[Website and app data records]
Start of Block

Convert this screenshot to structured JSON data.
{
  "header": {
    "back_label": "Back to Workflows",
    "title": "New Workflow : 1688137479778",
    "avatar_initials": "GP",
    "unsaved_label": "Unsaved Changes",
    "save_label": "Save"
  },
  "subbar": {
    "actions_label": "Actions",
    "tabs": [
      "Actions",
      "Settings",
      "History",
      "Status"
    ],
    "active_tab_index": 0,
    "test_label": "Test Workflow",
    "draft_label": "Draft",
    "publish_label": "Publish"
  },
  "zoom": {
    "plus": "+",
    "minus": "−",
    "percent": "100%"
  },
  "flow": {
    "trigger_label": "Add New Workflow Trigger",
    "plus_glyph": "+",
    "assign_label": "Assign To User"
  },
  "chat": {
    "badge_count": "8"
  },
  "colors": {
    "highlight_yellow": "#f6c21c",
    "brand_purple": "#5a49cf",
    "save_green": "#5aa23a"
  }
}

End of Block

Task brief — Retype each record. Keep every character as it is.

Response —
Convert this screenshot to structured JSON data.
{
  "header": {
    "back_label": "Back to Workflows",
    "title": "New Workflow : 1688137479778",
    "avatar_initials": "GP",
    "unsaved_label": "Unsaved Changes",
    "save_label": "Save"
  },
  "subbar": {
    "actions_label": "Actions",
    "tabs": [
      "Actions",
      "Settings",
      "History",
      "Status"
    ],
    "active_tab_index": 0,
    "test_label": "Test Workflow",
    "draft_label": "Draft",
    "publish_label": "Publish"
  },
  "zoom": {
    "plus": "+",
    "minus": "−",
    "percent": "100%"
  },
  "flow": {
    "trigger_label": "Add New Workflow Trigger",
    "plus_glyph": "+",
    "assign_label": "Assign To User"
  },
  "chat": {
    "badge_count": "8"
  },
  "colors": {
    "highlight_yellow": "#f6c21c",
    "brand_purple": "#5a49cf",
    "save_green": "#5aa23a"
  }
}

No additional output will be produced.